**Requirement:** Select from the records below every line that has the word "JSON" in it.

**Web page and app entries:**
┄┄┄┄┄┄┄┄┄┄┄┄┄┄┄┄┄┄┄┄

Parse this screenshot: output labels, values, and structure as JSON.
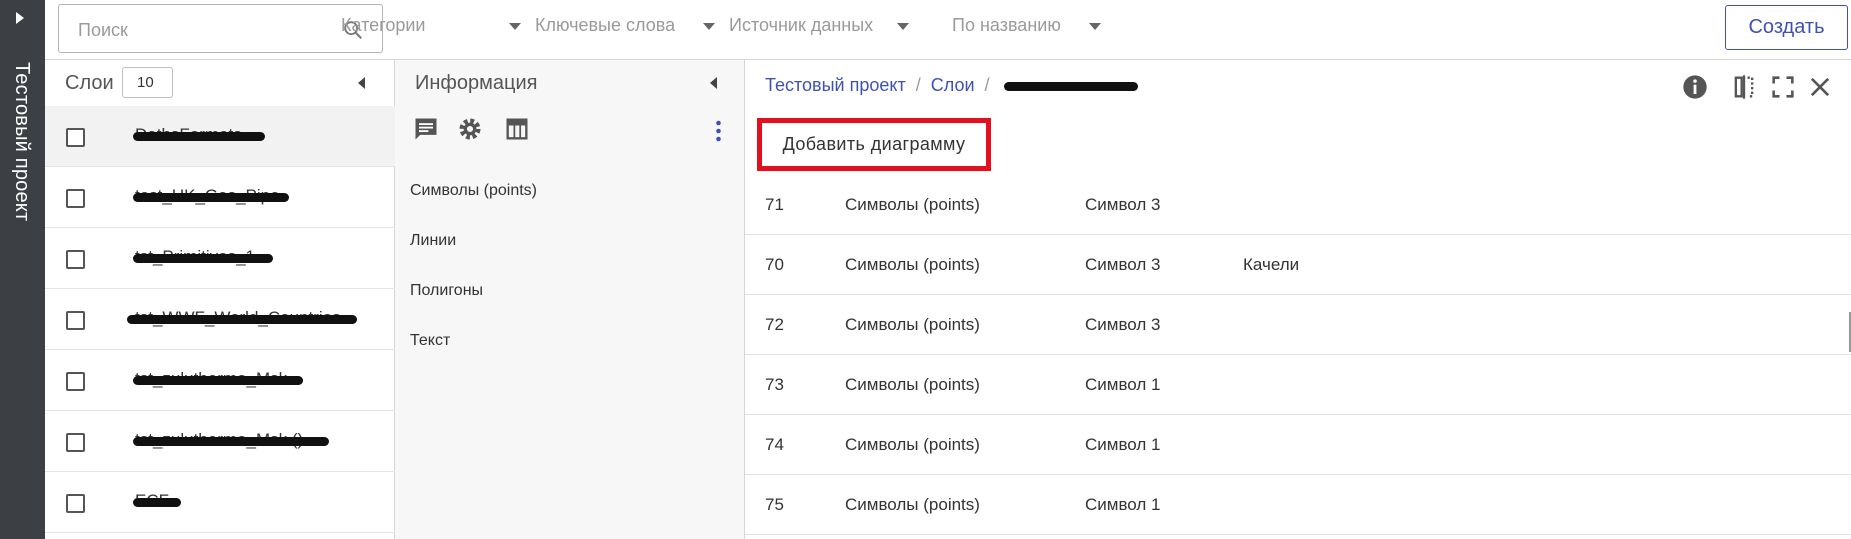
{
  "rail": {
    "title": "Тестовый проект"
  },
  "topbar": {
    "search_placeholder": "Поиск",
    "filters": [
      "Категории",
      "Ключевые слова",
      "Источник данных",
      "По названию"
    ],
    "create_label": "Создать"
  },
  "layers": {
    "label": "Слои",
    "count": "10",
    "items": [
      {
        "name": "DatbsFormats",
        "selected": true
      },
      {
        "name": "test_UK_Gas_Pipe",
        "selected": false
      },
      {
        "name": "tst_Primitives_1",
        "selected": false
      },
      {
        "name": "tst_WWF_World_Countries",
        "selected": false
      },
      {
        "name": "tst_zuluthermo_Msk",
        "selected": false
      },
      {
        "name": "tst_zuluthermo_Msk ()",
        "selected": false
      },
      {
        "name": "ECF",
        "selected": false
      }
    ]
  },
  "info": {
    "label": "Информация",
    "tools": [
      "comment-icon",
      "gear-icon",
      "table-icon"
    ],
    "items": [
      "Символы (points)",
      "Линии",
      "Полигоны",
      "Текст"
    ]
  },
  "detail": {
    "breadcrumb": [
      "Тестовый проект",
      "Слои"
    ],
    "add_chart_label": "Добавить диаграмму",
    "rows": [
      {
        "id": "71",
        "type": "Символы (points)",
        "symbol": "Символ 3",
        "extra": ""
      },
      {
        "id": "70",
        "type": "Символы (points)",
        "symbol": "Символ 3",
        "extra": "Качели"
      },
      {
        "id": "72",
        "type": "Символы (points)",
        "symbol": "Символ 3",
        "extra": ""
      },
      {
        "id": "73",
        "type": "Символы (points)",
        "symbol": "Символ 1",
        "extra": ""
      },
      {
        "id": "74",
        "type": "Символы (points)",
        "symbol": "Символ 1",
        "extra": ""
      },
      {
        "id": "75",
        "type": "Символы (points)",
        "symbol": "Символ 1",
        "extra": ""
      }
    ]
  },
  "colors": {
    "accent": "#3f51b5",
    "highlight": "#e3101e",
    "rail": "#3c3f44"
  }
}
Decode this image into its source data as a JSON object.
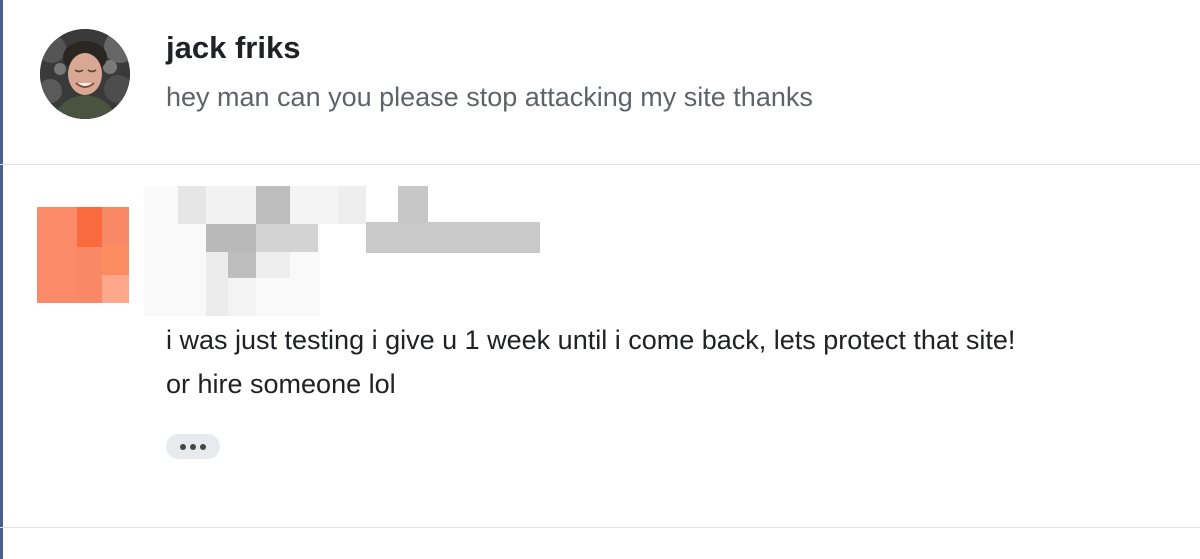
{
  "thread": {
    "messages": [
      {
        "sender": "jack friks",
        "snippet": "hey man can you please stop attacking my site thanks"
      },
      {
        "sender": "",
        "body_lines": [
          "i was just testing i give u 1 week until i come back, lets protect that site!",
          "or hire someone lol"
        ],
        "more_icon": "more-horizontal-icon"
      }
    ]
  },
  "colors": {
    "accent_edge": "#4a5f8f",
    "snippet_text": "#5f6368",
    "body_text": "#202124",
    "redacted_avatar": "#f98866"
  }
}
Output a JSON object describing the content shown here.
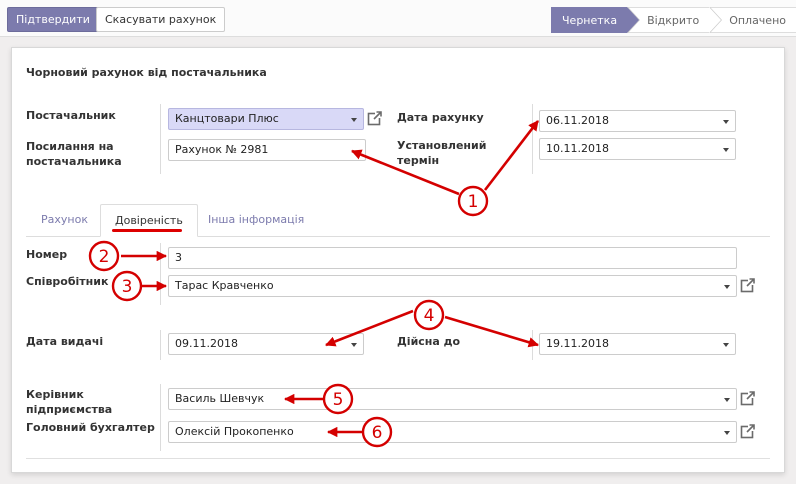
{
  "toolbar": {
    "confirm_label": "Підтвердити",
    "cancel_label": "Скасувати рахунок"
  },
  "statusbar": {
    "stages": [
      "Чернетка",
      "Відкрито",
      "Оплачено"
    ],
    "active": "Чернетка"
  },
  "form": {
    "title": "Чорновий рахунок від постачальника",
    "supplier_label": "Постачальник",
    "supplier_value": "Канцтовари Плюс",
    "reference_label": "Посилання на постачальника",
    "reference_value": "Рахунок № 2981",
    "invoice_date_label": "Дата рахунку",
    "invoice_date_value": "06.11.2018",
    "due_date_label": "Установлений термін",
    "due_date_value": "10.11.2018"
  },
  "tabs": [
    "Рахунок",
    "Довіреність",
    "Інша інформація"
  ],
  "active_tab": "Довіреність",
  "proxy": {
    "number_label": "Номер",
    "number_value": "3",
    "employee_label": "Співробітник",
    "employee_value": "Тарас Кравченко",
    "issue_date_label": "Дата видачі",
    "issue_date_value": "09.11.2018",
    "valid_until_label": "Дійсна до",
    "valid_until_value": "19.11.2018",
    "director_label": "Керівник підприємства",
    "director_value": "Василь Шевчук",
    "accountant_label": "Головний бухгалтер",
    "accountant_value": "Олексій Прокопенко"
  },
  "annotations": [
    "1",
    "2",
    "3",
    "4",
    "5",
    "6"
  ],
  "colors": {
    "accent": "#7c7bad",
    "annotation": "#d40000",
    "highlight": "#d9d9f7"
  },
  "icons": [
    "external-link-icon",
    "dropdown-caret-icon"
  ]
}
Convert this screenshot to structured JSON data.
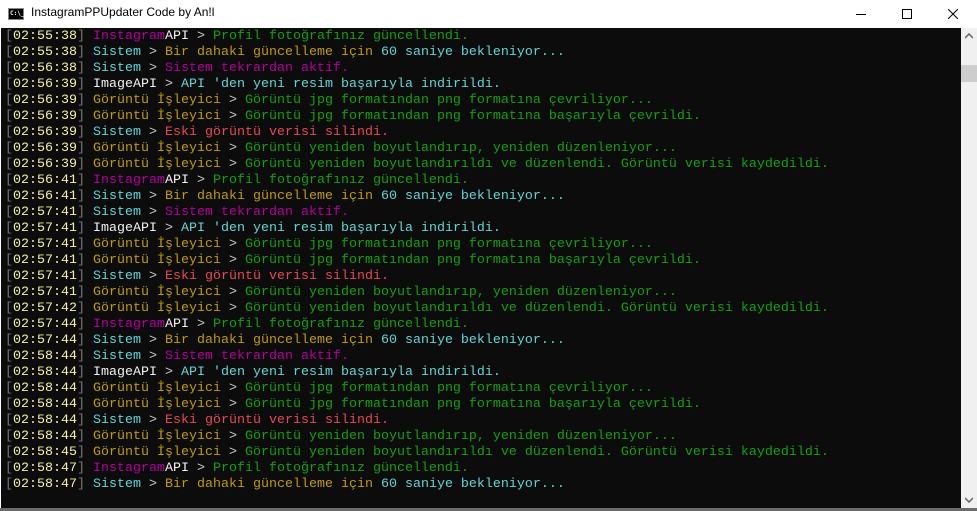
{
  "window": {
    "title": "InstagramPPUpdater Code by An!l",
    "icon_text": "C:\\_"
  },
  "colors": {
    "mag": "#b4009e",
    "wht": "#f2f2f2",
    "gry": "#cccccc",
    "grn": "#13a10e",
    "cyn": "#61d6d6",
    "yel": "#c19c00",
    "red": "#e74856"
  },
  "log": [
    {
      "time": "02:55:38",
      "segs": [
        {
          "text": "Instagram",
          "color": "mag"
        },
        {
          "text": "API",
          "color": "wht"
        },
        {
          "text": " > ",
          "color": "gry"
        },
        {
          "text": "Profil fotoğrafınız güncellendi.",
          "color": "grn"
        }
      ]
    },
    {
      "time": "02:55:38",
      "segs": [
        {
          "text": "Sistem",
          "color": "cyn"
        },
        {
          "text": " > ",
          "color": "gry"
        },
        {
          "text": "Bir dahaki güncelleme için ",
          "color": "yel"
        },
        {
          "text": "60 saniye bekleniyor...",
          "color": "cyn"
        }
      ]
    },
    {
      "time": "02:56:38",
      "segs": [
        {
          "text": "Sistem",
          "color": "cyn"
        },
        {
          "text": " > ",
          "color": "gry"
        },
        {
          "text": "Sistem tekrardan aktif.",
          "color": "mag"
        }
      ]
    },
    {
      "time": "02:56:39",
      "segs": [
        {
          "text": "ImageAPI",
          "color": "wht"
        },
        {
          "text": " > ",
          "color": "gry"
        },
        {
          "text": "API 'den yeni resim başarıyla indirildi.",
          "color": "cyn"
        }
      ]
    },
    {
      "time": "02:56:39",
      "segs": [
        {
          "text": "Görüntü İşleyici",
          "color": "yel"
        },
        {
          "text": " > ",
          "color": "gry"
        },
        {
          "text": "Görüntü jpg formatından png formatına çevriliyor...",
          "color": "grn"
        }
      ]
    },
    {
      "time": "02:56:39",
      "segs": [
        {
          "text": "Görüntü İşleyici",
          "color": "yel"
        },
        {
          "text": " > ",
          "color": "gry"
        },
        {
          "text": "Görüntü jpg formatından png formatına başarıyla çevrildi.",
          "color": "grn"
        }
      ]
    },
    {
      "time": "02:56:39",
      "segs": [
        {
          "text": "Sistem",
          "color": "cyn"
        },
        {
          "text": " > ",
          "color": "gry"
        },
        {
          "text": "Eski görüntü verisi silindi.",
          "color": "red"
        }
      ]
    },
    {
      "time": "02:56:39",
      "segs": [
        {
          "text": "Görüntü İşleyici",
          "color": "yel"
        },
        {
          "text": " > ",
          "color": "gry"
        },
        {
          "text": "Görüntü yeniden boyutlandırıp, yeniden düzenleniyor...",
          "color": "grn"
        }
      ]
    },
    {
      "time": "02:56:39",
      "segs": [
        {
          "text": "Görüntü İşleyici",
          "color": "yel"
        },
        {
          "text": " > ",
          "color": "gry"
        },
        {
          "text": "Görüntü yeniden boyutlandırıldı ve düzenlendi. Görüntü verisi kaydedildi.",
          "color": "grn"
        }
      ]
    },
    {
      "time": "02:56:41",
      "segs": [
        {
          "text": "Instagram",
          "color": "mag"
        },
        {
          "text": "API",
          "color": "wht"
        },
        {
          "text": " > ",
          "color": "gry"
        },
        {
          "text": "Profil fotoğrafınız güncellendi.",
          "color": "grn"
        }
      ]
    },
    {
      "time": "02:56:41",
      "segs": [
        {
          "text": "Sistem",
          "color": "cyn"
        },
        {
          "text": " > ",
          "color": "gry"
        },
        {
          "text": "Bir dahaki güncelleme için ",
          "color": "yel"
        },
        {
          "text": "60 saniye bekleniyor...",
          "color": "cyn"
        }
      ]
    },
    {
      "time": "02:57:41",
      "segs": [
        {
          "text": "Sistem",
          "color": "cyn"
        },
        {
          "text": " > ",
          "color": "gry"
        },
        {
          "text": "Sistem tekrardan aktif.",
          "color": "mag"
        }
      ]
    },
    {
      "time": "02:57:41",
      "segs": [
        {
          "text": "ImageAPI",
          "color": "wht"
        },
        {
          "text": " > ",
          "color": "gry"
        },
        {
          "text": "API 'den yeni resim başarıyla indirildi.",
          "color": "cyn"
        }
      ]
    },
    {
      "time": "02:57:41",
      "segs": [
        {
          "text": "Görüntü İşleyici",
          "color": "yel"
        },
        {
          "text": " > ",
          "color": "gry"
        },
        {
          "text": "Görüntü jpg formatından png formatına çevriliyor...",
          "color": "grn"
        }
      ]
    },
    {
      "time": "02:57:41",
      "segs": [
        {
          "text": "Görüntü İşleyici",
          "color": "yel"
        },
        {
          "text": " > ",
          "color": "gry"
        },
        {
          "text": "Görüntü jpg formatından png formatına başarıyla çevrildi.",
          "color": "grn"
        }
      ]
    },
    {
      "time": "02:57:41",
      "segs": [
        {
          "text": "Sistem",
          "color": "cyn"
        },
        {
          "text": " > ",
          "color": "gry"
        },
        {
          "text": "Eski görüntü verisi silindi.",
          "color": "red"
        }
      ]
    },
    {
      "time": "02:57:41",
      "segs": [
        {
          "text": "Görüntü İşleyici",
          "color": "yel"
        },
        {
          "text": " > ",
          "color": "gry"
        },
        {
          "text": "Görüntü yeniden boyutlandırıp, yeniden düzenleniyor...",
          "color": "grn"
        }
      ]
    },
    {
      "time": "02:57:42",
      "segs": [
        {
          "text": "Görüntü İşleyici",
          "color": "yel"
        },
        {
          "text": " > ",
          "color": "gry"
        },
        {
          "text": "Görüntü yeniden boyutlandırıldı ve düzenlendi. Görüntü verisi kaydedildi.",
          "color": "grn"
        }
      ]
    },
    {
      "time": "02:57:44",
      "segs": [
        {
          "text": "Instagram",
          "color": "mag"
        },
        {
          "text": "API",
          "color": "wht"
        },
        {
          "text": " > ",
          "color": "gry"
        },
        {
          "text": "Profil fotoğrafınız güncellendi.",
          "color": "grn"
        }
      ]
    },
    {
      "time": "02:57:44",
      "segs": [
        {
          "text": "Sistem",
          "color": "cyn"
        },
        {
          "text": " > ",
          "color": "gry"
        },
        {
          "text": "Bir dahaki güncelleme için ",
          "color": "yel"
        },
        {
          "text": "60 saniye bekleniyor...",
          "color": "cyn"
        }
      ]
    },
    {
      "time": "02:58:44",
      "segs": [
        {
          "text": "Sistem",
          "color": "cyn"
        },
        {
          "text": " > ",
          "color": "gry"
        },
        {
          "text": "Sistem tekrardan aktif.",
          "color": "mag"
        }
      ]
    },
    {
      "time": "02:58:44",
      "segs": [
        {
          "text": "ImageAPI",
          "color": "wht"
        },
        {
          "text": " > ",
          "color": "gry"
        },
        {
          "text": "API 'den yeni resim başarıyla indirildi.",
          "color": "cyn"
        }
      ]
    },
    {
      "time": "02:58:44",
      "segs": [
        {
          "text": "Görüntü İşleyici",
          "color": "yel"
        },
        {
          "text": " > ",
          "color": "gry"
        },
        {
          "text": "Görüntü jpg formatından png formatına çevriliyor...",
          "color": "grn"
        }
      ]
    },
    {
      "time": "02:58:44",
      "segs": [
        {
          "text": "Görüntü İşleyici",
          "color": "yel"
        },
        {
          "text": " > ",
          "color": "gry"
        },
        {
          "text": "Görüntü jpg formatından png formatına başarıyla çevrildi.",
          "color": "grn"
        }
      ]
    },
    {
      "time": "02:58:44",
      "segs": [
        {
          "text": "Sistem",
          "color": "cyn"
        },
        {
          "text": " > ",
          "color": "gry"
        },
        {
          "text": "Eski görüntü verisi silindi.",
          "color": "red"
        }
      ]
    },
    {
      "time": "02:58:44",
      "segs": [
        {
          "text": "Görüntü İşleyici",
          "color": "yel"
        },
        {
          "text": " > ",
          "color": "gry"
        },
        {
          "text": "Görüntü yeniden boyutlandırıp, yeniden düzenleniyor...",
          "color": "grn"
        }
      ]
    },
    {
      "time": "02:58:45",
      "segs": [
        {
          "text": "Görüntü İşleyici",
          "color": "yel"
        },
        {
          "text": " > ",
          "color": "gry"
        },
        {
          "text": "Görüntü yeniden boyutlandırıldı ve düzenlendi. Görüntü verisi kaydedildi.",
          "color": "grn"
        }
      ]
    },
    {
      "time": "02:58:47",
      "segs": [
        {
          "text": "Instagram",
          "color": "mag"
        },
        {
          "text": "API",
          "color": "wht"
        },
        {
          "text": " > ",
          "color": "gry"
        },
        {
          "text": "Profil fotoğrafınız güncellendi.",
          "color": "grn"
        }
      ]
    },
    {
      "time": "02:58:47",
      "segs": [
        {
          "text": "Sistem",
          "color": "cyn"
        },
        {
          "text": " > ",
          "color": "gry"
        },
        {
          "text": "Bir dahaki güncelleme için ",
          "color": "yel"
        },
        {
          "text": "60 saniye bekleniyor...",
          "color": "cyn"
        }
      ]
    }
  ]
}
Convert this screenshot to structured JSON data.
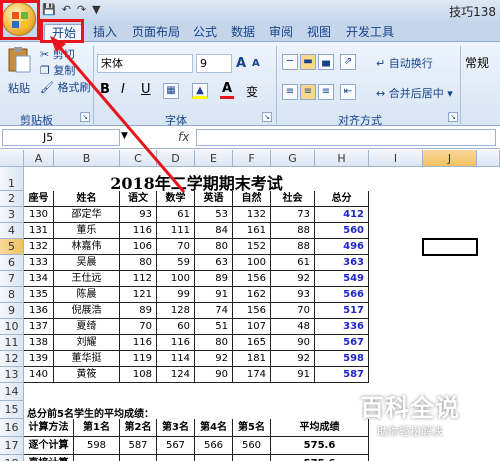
{
  "title_right": "技巧138",
  "tabs": [
    "开始",
    "插入",
    "页面布局",
    "公式",
    "数据",
    "审阅",
    "视图",
    "开发工具"
  ],
  "ribbon": {
    "paste": "粘贴",
    "cut": "剪切",
    "copy": "复制",
    "format_painter": "格式刷",
    "clipboard": "剪贴板",
    "font_name": "宋体",
    "font_size": "9",
    "font_group": "字体",
    "wrap_text": "自动换行",
    "merge_center": "合并后居中",
    "alignment_group": "对齐方式",
    "number_format": "常规",
    "bold_glyph": "B",
    "italic_glyph": "I",
    "underline_glyph": "U",
    "grow_font": "A",
    "shrink_font": "A",
    "font_color_glyph": "A",
    "phonetic_glyph": "变"
  },
  "formula_bar": {
    "name_box": "J5",
    "fx": "fx",
    "content": ""
  },
  "columns": [
    "A",
    "B",
    "C",
    "D",
    "E",
    "F",
    "G",
    "H",
    "I",
    "J"
  ],
  "sheet_title": "2018年二学期期末考试",
  "headers": [
    "座号",
    "姓名",
    "语文",
    "数学",
    "英语",
    "自然",
    "社会",
    "总分"
  ],
  "rows": [
    [
      "130",
      "邵定华",
      "93",
      "61",
      "53",
      "132",
      "73",
      "412"
    ],
    [
      "131",
      "董乐",
      "116",
      "111",
      "84",
      "161",
      "88",
      "560"
    ],
    [
      "132",
      "林嘉伟",
      "106",
      "70",
      "80",
      "152",
      "88",
      "496"
    ],
    [
      "133",
      "吴晨",
      "80",
      "59",
      "63",
      "100",
      "61",
      "363"
    ],
    [
      "134",
      "王仕远",
      "112",
      "100",
      "89",
      "156",
      "92",
      "549"
    ],
    [
      "135",
      "陈晨",
      "121",
      "99",
      "91",
      "162",
      "93",
      "566"
    ],
    [
      "136",
      "倪展浩",
      "89",
      "128",
      "74",
      "156",
      "70",
      "517"
    ],
    [
      "137",
      "夏绮",
      "70",
      "60",
      "51",
      "107",
      "48",
      "336"
    ],
    [
      "138",
      "刘耀",
      "116",
      "116",
      "80",
      "165",
      "90",
      "567"
    ],
    [
      "139",
      "董华挺",
      "119",
      "114",
      "92",
      "181",
      "92",
      "598"
    ],
    [
      "140",
      "黄筱",
      "108",
      "124",
      "90",
      "174",
      "91",
      "587"
    ]
  ],
  "row_numbers": [
    "1",
    "2",
    "3",
    "4",
    "5",
    "6",
    "7",
    "8",
    "9",
    "10",
    "11",
    "12",
    "13",
    "14",
    "15",
    "16",
    "17",
    "18"
  ],
  "avg_title": "总分前5名学生的平均成绩：",
  "avg_headers": [
    "计算方法",
    "第1名",
    "第2名",
    "第3名",
    "第4名",
    "第5名",
    "平均成绩"
  ],
  "avg_row1": [
    "逐个计算",
    "598",
    "587",
    "567",
    "566",
    "560",
    "575.6"
  ],
  "avg_row2": [
    "直接计算",
    "",
    "",
    "",
    "",
    "",
    "575.6"
  ],
  "watermark": {
    "big": "百科全说",
    "small": "助你轻松解决"
  },
  "colors": {
    "highlight": "#e8141b",
    "total_blue": "#1f27c9"
  }
}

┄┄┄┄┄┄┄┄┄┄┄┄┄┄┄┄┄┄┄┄

**Written solution:**
Parse this screenshot: output labels, values, and structure as JSON.
Decode this image into its source data as a JSON object.
Output a JSON object describing the content shown here.
Convert this screenshot to structured JSON data.
Convert this screenshot to structured JSON data.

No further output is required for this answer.